By working through the 74 Archetypes below with surrender, you will learn more about yourself and how best to give and utilise what you were born with, including how to best manage and choose the right relationships suitable for you. Through practice you will also become better at identifying traits in others with greater clarity.
Every one of us is touched by the Addict archetype. The only question is how much of our lives is consumed by it. Besides the usual suspects--drugs, alcohol, food, and sex--one can be addicted to work, sports, television, exercise, computer games, spiritual practice, negative attitudes, and the kinds of thrills that bring on adrenaline rushes.
In its positive aspect, this archetype helps you recognize when an outside substance, habit, relationship, or any expression of life has more authority over your will power than does your inner spirit. Confronting addiction and breaking the hold that a pattern or substance has on you can impart great strength to your psyche.
Discovering the empowerment that comes with perseverance has a lifelong impact, becoming a reference point for what you are able to accomplish. In the words of one former alcoholic, "I know now that if I can quit drinking, I can do anything."

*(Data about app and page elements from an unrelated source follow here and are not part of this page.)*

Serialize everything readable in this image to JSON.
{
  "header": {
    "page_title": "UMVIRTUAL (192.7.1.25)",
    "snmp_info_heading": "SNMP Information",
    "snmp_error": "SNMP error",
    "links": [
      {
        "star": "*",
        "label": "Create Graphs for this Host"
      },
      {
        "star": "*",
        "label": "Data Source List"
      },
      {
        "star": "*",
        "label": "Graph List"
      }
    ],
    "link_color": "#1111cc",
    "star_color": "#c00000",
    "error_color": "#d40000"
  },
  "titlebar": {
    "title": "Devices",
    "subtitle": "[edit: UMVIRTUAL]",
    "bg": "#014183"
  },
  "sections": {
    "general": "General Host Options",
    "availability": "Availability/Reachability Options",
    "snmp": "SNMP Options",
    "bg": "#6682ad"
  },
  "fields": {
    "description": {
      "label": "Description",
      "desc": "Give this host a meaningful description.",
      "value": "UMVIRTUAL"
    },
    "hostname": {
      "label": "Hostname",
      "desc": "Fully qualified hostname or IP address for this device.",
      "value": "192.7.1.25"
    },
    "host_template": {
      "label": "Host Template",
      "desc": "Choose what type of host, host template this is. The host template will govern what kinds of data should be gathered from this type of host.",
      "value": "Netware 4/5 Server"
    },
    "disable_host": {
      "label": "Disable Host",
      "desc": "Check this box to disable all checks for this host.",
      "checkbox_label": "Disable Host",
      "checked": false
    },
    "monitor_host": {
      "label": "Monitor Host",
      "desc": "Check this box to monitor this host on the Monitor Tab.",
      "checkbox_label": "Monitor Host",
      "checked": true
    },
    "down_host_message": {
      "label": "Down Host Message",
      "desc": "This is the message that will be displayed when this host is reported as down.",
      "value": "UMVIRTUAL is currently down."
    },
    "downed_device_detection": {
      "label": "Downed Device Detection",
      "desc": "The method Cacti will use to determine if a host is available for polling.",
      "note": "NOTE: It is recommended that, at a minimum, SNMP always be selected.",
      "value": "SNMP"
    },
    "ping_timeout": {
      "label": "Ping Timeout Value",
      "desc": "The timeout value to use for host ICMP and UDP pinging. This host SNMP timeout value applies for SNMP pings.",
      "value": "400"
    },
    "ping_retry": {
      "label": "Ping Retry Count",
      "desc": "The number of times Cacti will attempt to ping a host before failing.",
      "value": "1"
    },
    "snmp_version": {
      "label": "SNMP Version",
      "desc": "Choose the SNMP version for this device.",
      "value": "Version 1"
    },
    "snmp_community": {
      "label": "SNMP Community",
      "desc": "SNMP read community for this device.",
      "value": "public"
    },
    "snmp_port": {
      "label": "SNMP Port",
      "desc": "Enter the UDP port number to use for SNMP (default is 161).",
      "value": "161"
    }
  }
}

The shadow Addict compromises your integrity and honesty. Many addicts, for example, steal as a means of supporting their habit.
From a symbolic perspective, the shadow aspect of the Addict represents a struggle with will power and the absence of self-control. People who are extremely intellectual or emotional frequently have a close link to this archetype, because they struggle to balance these powers. Without this internal balance, the will may give up its power to an external substance that exerts authority, providing shadow order to your life.
In evaluating your connection to the Addict, review how many of your life's challenges concern an external substance or a consistent, domineering pattern of trying to maintain order in your life. Although that challenge is a part of all of our lives, the degree to which an addiction controls you and your lifestyle determines whether the Addict is part of your intimate family of twelve. For instance, you can be inconsistent in your exercise program yet quite disciplined in your spiritual practice. Needing a substance or practice or person so intensely or regularly that you compromise relationships, finances, integrity, character, or emotional and psychological well-being, however, indicates that you should look very seriously at this archetype as a possible choice.
|→ View next Archetype||Courtesy of Dr Caroline Myss|
|Note: Archetypes in uppercase denote the four we all have in common. ie. Child, Prostitute, Saboteur and Victim. We also have a further eight unique to each of us, in total twelve.|